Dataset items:
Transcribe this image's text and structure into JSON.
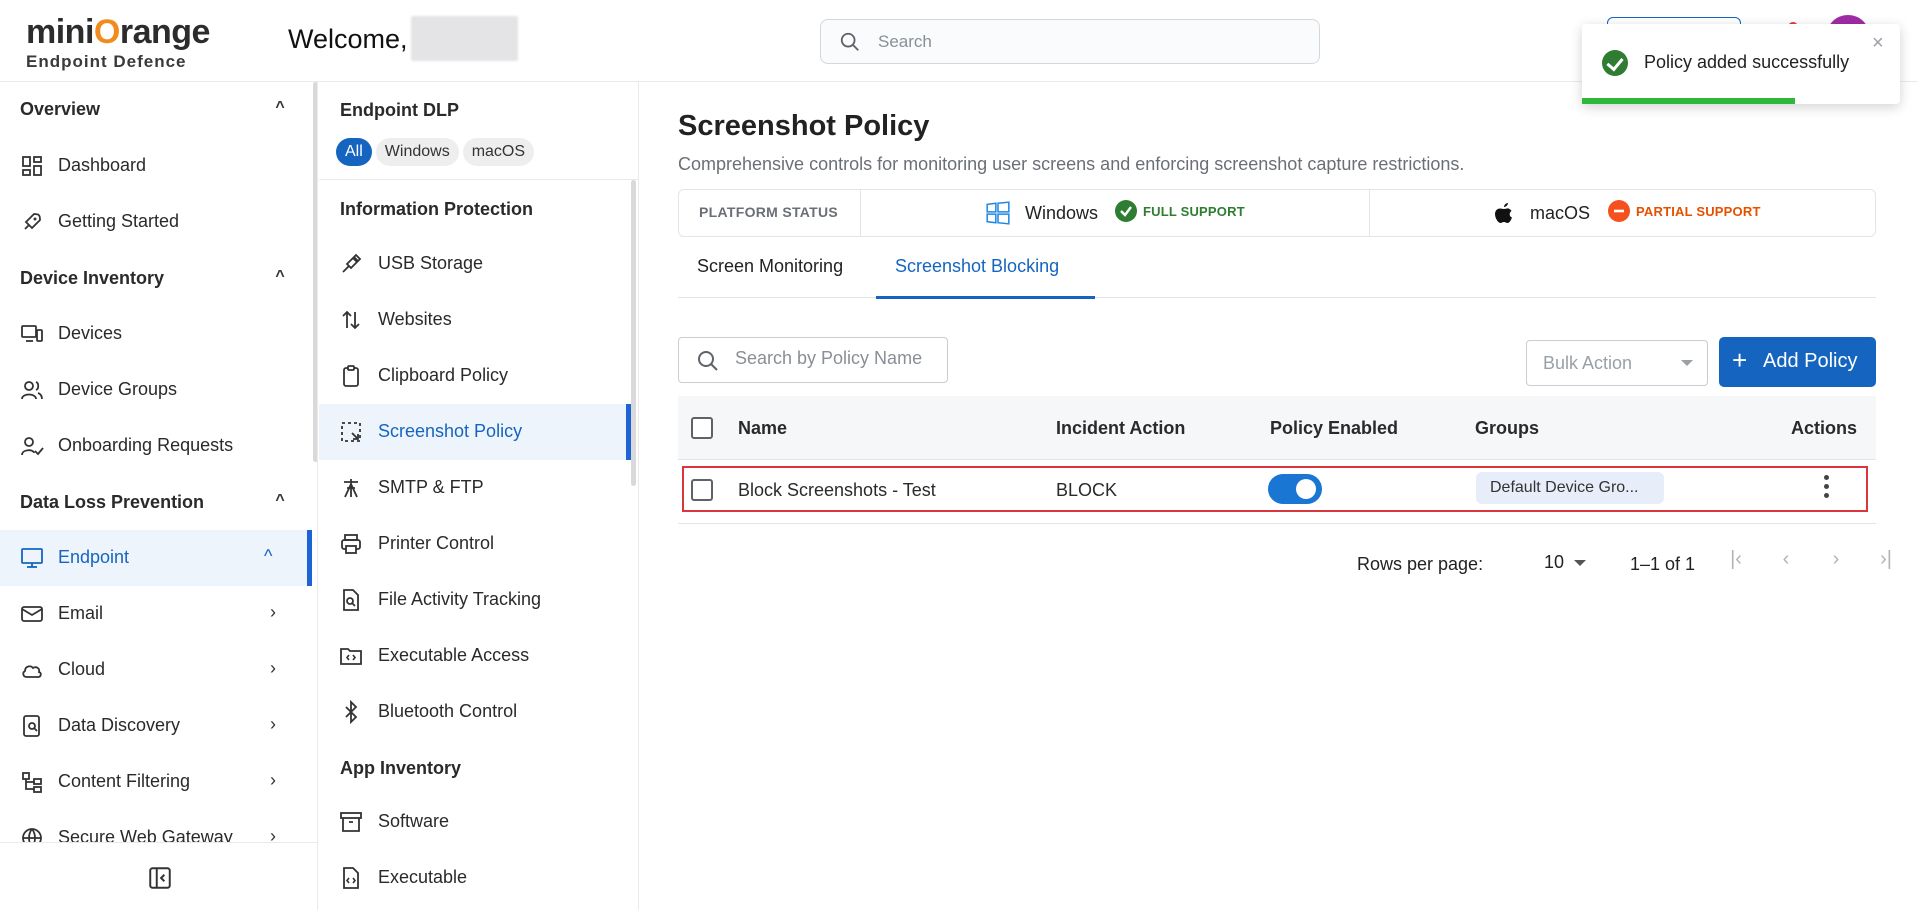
{
  "header": {
    "logo_text_1": "mini",
    "logo_text_o": "O",
    "logo_text_2": "range",
    "logo_sub": "Endpoint Defence",
    "welcome": "Welcome,",
    "search_placeholder": "Search"
  },
  "toast": {
    "message": "Policy added successfully",
    "close": "×",
    "progress": 0.67
  },
  "sidebar": {
    "sections": [
      {
        "label": "Overview",
        "chevron": "⌃"
      },
      {
        "label": "Device Inventory",
        "chevron": "⌃"
      },
      {
        "label": "Data Loss Prevention",
        "chevron": "⌃"
      }
    ],
    "items": [
      {
        "label": "Dashboard",
        "icon": "dashboard-icon"
      },
      {
        "label": "Getting Started",
        "icon": "rocket-icon"
      },
      {
        "label": "Devices",
        "icon": "devices-icon"
      },
      {
        "label": "Device Groups",
        "icon": "users-icon"
      },
      {
        "label": "Onboarding Requests",
        "icon": "user-check-icon"
      },
      {
        "label": "Endpoint",
        "icon": "monitor-icon",
        "chevron": "⌃"
      },
      {
        "label": "Email",
        "icon": "mail-icon",
        "chevron": "›"
      },
      {
        "label": "Cloud",
        "icon": "cloud-icon",
        "chevron": "›"
      },
      {
        "label": "Data Discovery",
        "icon": "discovery-icon",
        "chevron": "›"
      },
      {
        "label": "Content Filtering",
        "icon": "filter-icon",
        "chevron": "›"
      },
      {
        "label": "Secure Web Gateway",
        "icon": "globe-icon",
        "chevron": "›"
      }
    ]
  },
  "panel2": {
    "title": "Endpoint DLP",
    "chips": [
      "All",
      "Windows",
      "macOS"
    ],
    "sections": [
      "Information Protection",
      "App Inventory"
    ],
    "items": [
      {
        "label": "USB Storage",
        "icon": "usb-icon"
      },
      {
        "label": "Websites",
        "icon": "arrows-icon"
      },
      {
        "label": "Clipboard Policy",
        "icon": "clipboard-icon"
      },
      {
        "label": "Screenshot Policy",
        "icon": "screenshot-icon"
      },
      {
        "label": "SMTP & FTP",
        "icon": "tower-icon"
      },
      {
        "label": "Printer Control",
        "icon": "printer-icon"
      },
      {
        "label": "File Activity Tracking",
        "icon": "file-search-icon"
      },
      {
        "label": "Executable Access",
        "icon": "folder-code-icon"
      },
      {
        "label": "Bluetooth Control",
        "icon": "bluetooth-icon"
      },
      {
        "label": "Software",
        "icon": "archive-icon"
      },
      {
        "label": "Executable",
        "icon": "file-code-icon"
      }
    ]
  },
  "main": {
    "title": "Screenshot Policy",
    "description": "Comprehensive controls for monitoring user screens and enforcing screenshot capture restrictions.",
    "platform": {
      "label": "PLATFORM STATUS",
      "windows": {
        "name": "Windows",
        "badge": "FULL SUPPORT",
        "color": "#2e7d32"
      },
      "macos": {
        "name": "macOS",
        "badge": "PARTIAL SUPPORT",
        "color": "#e65100"
      }
    },
    "tabs": [
      "Screen Monitoring",
      "Screenshot Blocking"
    ],
    "search_placeholder": "Search by Policy Name",
    "bulk_action": "Bulk Action",
    "add_button": "Add Policy",
    "table": {
      "headers": [
        "Name",
        "Incident Action",
        "Policy Enabled",
        "Groups",
        "Actions"
      ],
      "rows": [
        {
          "name": "Block Screenshots - Test",
          "action": "BLOCK",
          "enabled": true,
          "groups": "Default Device Gro..."
        }
      ]
    },
    "pager": {
      "rows_label": "Rows per page:",
      "rows_value": "10",
      "range": "1–1 of 1"
    }
  },
  "colors": {
    "accent": "#1565c0",
    "toast_progress": "#2fb93a",
    "highlight": "#d9363e"
  }
}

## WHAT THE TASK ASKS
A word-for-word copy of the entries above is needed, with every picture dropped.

## RESULT FOR THIS EXERCISE
Transcribe this image's text and structure into JSON.
{
  "header": {
    "logo_text_1": "mini",
    "logo_text_o": "O",
    "logo_text_2": "range",
    "logo_sub": "Endpoint Defence",
    "welcome": "Welcome,",
    "search_placeholder": "Search"
  },
  "toast": {
    "message": "Policy added successfully",
    "close": "×",
    "progress": 0.67
  },
  "sidebar": {
    "sections": [
      {
        "label": "Overview",
        "chevron": "⌃"
      },
      {
        "label": "Device Inventory",
        "chevron": "⌃"
      },
      {
        "label": "Data Loss Prevention",
        "chevron": "⌃"
      }
    ],
    "items": [
      {
        "label": "Dashboard",
        "icon": "dashboard-icon"
      },
      {
        "label": "Getting Started",
        "icon": "rocket-icon"
      },
      {
        "label": "Devices",
        "icon": "devices-icon"
      },
      {
        "label": "Device Groups",
        "icon": "users-icon"
      },
      {
        "label": "Onboarding Requests",
        "icon": "user-check-icon"
      },
      {
        "label": "Endpoint",
        "icon": "monitor-icon",
        "chevron": "⌃"
      },
      {
        "label": "Email",
        "icon": "mail-icon",
        "chevron": "›"
      },
      {
        "label": "Cloud",
        "icon": "cloud-icon",
        "chevron": "›"
      },
      {
        "label": "Data Discovery",
        "icon": "discovery-icon",
        "chevron": "›"
      },
      {
        "label": "Content Filtering",
        "icon": "filter-icon",
        "chevron": "›"
      },
      {
        "label": "Secure Web Gateway",
        "icon": "globe-icon",
        "chevron": "›"
      }
    ]
  },
  "panel2": {
    "title": "Endpoint DLP",
    "chips": [
      "All",
      "Windows",
      "macOS"
    ],
    "sections": [
      "Information Protection",
      "App Inventory"
    ],
    "items": [
      {
        "label": "USB Storage",
        "icon": "usb-icon"
      },
      {
        "label": "Websites",
        "icon": "arrows-icon"
      },
      {
        "label": "Clipboard Policy",
        "icon": "clipboard-icon"
      },
      {
        "label": "Screenshot Policy",
        "icon": "screenshot-icon"
      },
      {
        "label": "SMTP & FTP",
        "icon": "tower-icon"
      },
      {
        "label": "Printer Control",
        "icon": "printer-icon"
      },
      {
        "label": "File Activity Tracking",
        "icon": "file-search-icon"
      },
      {
        "label": "Executable Access",
        "icon": "folder-code-icon"
      },
      {
        "label": "Bluetooth Control",
        "icon": "bluetooth-icon"
      },
      {
        "label": "Software",
        "icon": "archive-icon"
      },
      {
        "label": "Executable",
        "icon": "file-code-icon"
      }
    ]
  },
  "main": {
    "title": "Screenshot Policy",
    "description": "Comprehensive controls for monitoring user screens and enforcing screenshot capture restrictions.",
    "platform": {
      "label": "PLATFORM STATUS",
      "windows": {
        "name": "Windows",
        "badge": "FULL SUPPORT",
        "color": "#2e7d32"
      },
      "macos": {
        "name": "macOS",
        "badge": "PARTIAL SUPPORT",
        "color": "#e65100"
      }
    },
    "tabs": [
      "Screen Monitoring",
      "Screenshot Blocking"
    ],
    "search_placeholder": "Search by Policy Name",
    "bulk_action": "Bulk Action",
    "add_button": "Add Policy",
    "table": {
      "headers": [
        "Name",
        "Incident Action",
        "Policy Enabled",
        "Groups",
        "Actions"
      ],
      "rows": [
        {
          "name": "Block Screenshots - Test",
          "action": "BLOCK",
          "enabled": true,
          "groups": "Default Device Gro..."
        }
      ]
    },
    "pager": {
      "rows_label": "Rows per page:",
      "rows_value": "10",
      "range": "1–1 of 1"
    }
  },
  "colors": {
    "accent": "#1565c0",
    "toast_progress": "#2fb93a",
    "highlight": "#d9363e"
  }
}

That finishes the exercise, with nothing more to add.